Write every line below out again, exactly as given, but leave out the pictures.

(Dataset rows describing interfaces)
___

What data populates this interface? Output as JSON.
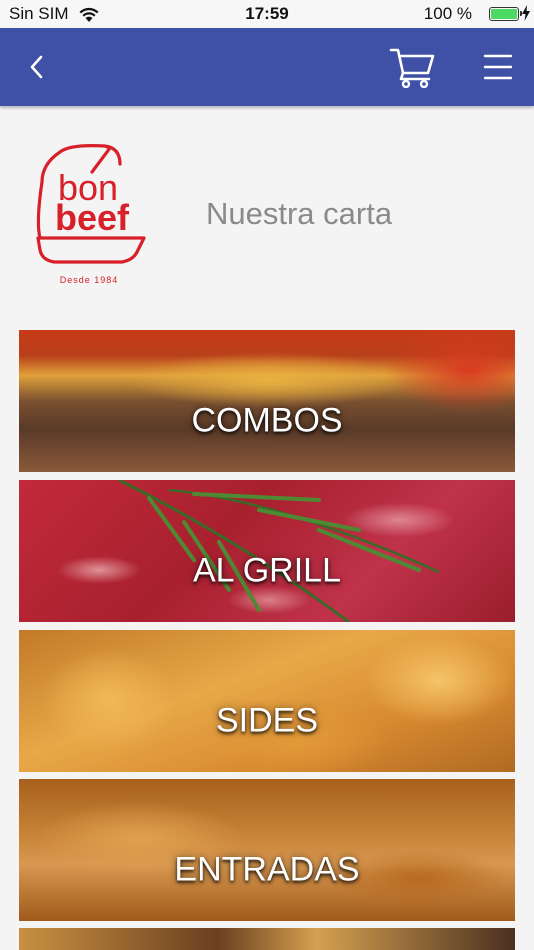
{
  "status_bar": {
    "carrier": "Sin SIM",
    "time": "17:59",
    "battery_percent": "100 %",
    "battery_level": 1.0
  },
  "nav": {
    "back_icon": "chevron-left-icon",
    "cart_icon": "cart-icon",
    "menu_icon": "hamburger-menu-icon",
    "color": "#3f51a7"
  },
  "logo": {
    "line1": "bon",
    "line2": "beef",
    "tagline": "Desde 1984",
    "color": "#d8202a"
  },
  "header": {
    "title": "Nuestra carta"
  },
  "categories": [
    {
      "label": "COMBOS"
    },
    {
      "label": "AL GRILL"
    },
    {
      "label": "SIDES"
    },
    {
      "label": "ENTRADAS"
    },
    {
      "label": ""
    }
  ]
}
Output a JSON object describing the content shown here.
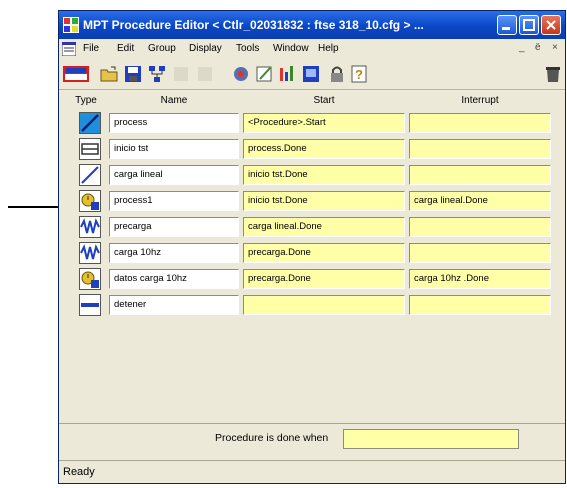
{
  "window": {
    "title": "MPT Procedure Editor  < Ctlr_02031832 : ftse 318_10.cfg > ...",
    "status": "Ready"
  },
  "menubar": {
    "items": [
      "File",
      "Edit",
      "Group",
      "Display",
      "Tools",
      "Window",
      "Help"
    ],
    "mdi_minimize": "_",
    "mdi_restore": "ё",
    "mdi_close": "×"
  },
  "toolbar": {
    "icons": [
      "mts-logo-icon",
      "open-icon",
      "save-icon",
      "network-icon",
      "blank-icon",
      "blank-icon",
      "gear-icon",
      "edit-icon",
      "chart-icon",
      "monitor-icon",
      "lock-icon",
      "help-icon",
      "waste-icon"
    ],
    "help_glyph": "?"
  },
  "columns": {
    "type": "Type",
    "name": "Name",
    "start": "Start",
    "interrupt": "Interrupt"
  },
  "rows": [
    {
      "type": "ramp",
      "name": "process",
      "start": "<Procedure>.Start",
      "interrupt": ""
    },
    {
      "type": "hold",
      "name": "inicio tst",
      "start": "process.Done",
      "interrupt": ""
    },
    {
      "type": "ramp",
      "name": "carga lineal",
      "start": "inicio tst.Done",
      "interrupt": ""
    },
    {
      "type": "data",
      "name": "process1",
      "start": "inicio tst.Done",
      "interrupt": "carga lineal.Done"
    },
    {
      "type": "cyclic",
      "name": "precarga",
      "start": "carga lineal.Done",
      "interrupt": ""
    },
    {
      "type": "cyclic",
      "name": "carga 10hz",
      "start": "precarga.Done",
      "interrupt": ""
    },
    {
      "type": "data",
      "name": "datos carga 10hz",
      "start": "precarga.Done",
      "interrupt": "carga 10hz .Done"
    },
    {
      "type": "stop",
      "name": "detener",
      "start": "",
      "interrupt": ""
    }
  ],
  "footer": {
    "done_label": "Procedure is done when",
    "done_value": ""
  },
  "colors": {
    "title_bar": "#0a46c6",
    "field_yellow": "#ffffa8",
    "chrome": "#ece9d8",
    "icon_blue": "#1f3fbf"
  }
}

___

* _SOLUTION FOR THIS TASK_
What data populates this interface? Output as JSON.
{
  "status_bar": {
    "carrier": "Sin SIM",
    "time": "17:59",
    "battery_percent": "100 %",
    "battery_level": 1.0
  },
  "nav": {
    "back_icon": "chevron-left-icon",
    "cart_icon": "cart-icon",
    "menu_icon": "hamburger-menu-icon",
    "color": "#3f51a7"
  },
  "logo": {
    "line1": "bon",
    "line2": "beef",
    "tagline": "Desde 1984",
    "color": "#d8202a"
  },
  "header": {
    "title": "Nuestra carta"
  },
  "categories": [
    {
      "label": "COMBOS"
    },
    {
      "label": "AL GRILL"
    },
    {
      "label": "SIDES"
    },
    {
      "label": "ENTRADAS"
    },
    {
      "label": ""
    }
  ]
}
Output a JSON object describing the content shown here.
{
  "window": {
    "title": "MPT Procedure Editor  < Ctlr_02031832 : ftse 318_10.cfg > ...",
    "status": "Ready"
  },
  "menubar": {
    "items": [
      "File",
      "Edit",
      "Group",
      "Display",
      "Tools",
      "Window",
      "Help"
    ],
    "mdi_minimize": "_",
    "mdi_restore": "ё",
    "mdi_close": "×"
  },
  "toolbar": {
    "icons": [
      "mts-logo-icon",
      "open-icon",
      "save-icon",
      "network-icon",
      "blank-icon",
      "blank-icon",
      "gear-icon",
      "edit-icon",
      "chart-icon",
      "monitor-icon",
      "lock-icon",
      "help-icon",
      "waste-icon"
    ],
    "help_glyph": "?"
  },
  "columns": {
    "type": "Type",
    "name": "Name",
    "start": "Start",
    "interrupt": "Interrupt"
  },
  "rows": [
    {
      "type": "ramp",
      "name": "process",
      "start": "<Procedure>.Start",
      "interrupt": ""
    },
    {
      "type": "hold",
      "name": "inicio tst",
      "start": "process.Done",
      "interrupt": ""
    },
    {
      "type": "ramp",
      "name": "carga lineal",
      "start": "inicio tst.Done",
      "interrupt": ""
    },
    {
      "type": "data",
      "name": "process1",
      "start": "inicio tst.Done",
      "interrupt": "carga lineal.Done"
    },
    {
      "type": "cyclic",
      "name": "precarga",
      "start": "carga lineal.Done",
      "interrupt": ""
    },
    {
      "type": "cyclic",
      "name": "carga 10hz",
      "start": "precarga.Done",
      "interrupt": ""
    },
    {
      "type": "data",
      "name": "datos carga 10hz",
      "start": "precarga.Done",
      "interrupt": "carga 10hz .Done"
    },
    {
      "type": "stop",
      "name": "detener",
      "start": "",
      "interrupt": ""
    }
  ],
  "footer": {
    "done_label": "Procedure is done when",
    "done_value": ""
  },
  "colors": {
    "title_bar": "#0a46c6",
    "field_yellow": "#ffffa8",
    "chrome": "#ece9d8",
    "icon_blue": "#1f3fbf"
  }
}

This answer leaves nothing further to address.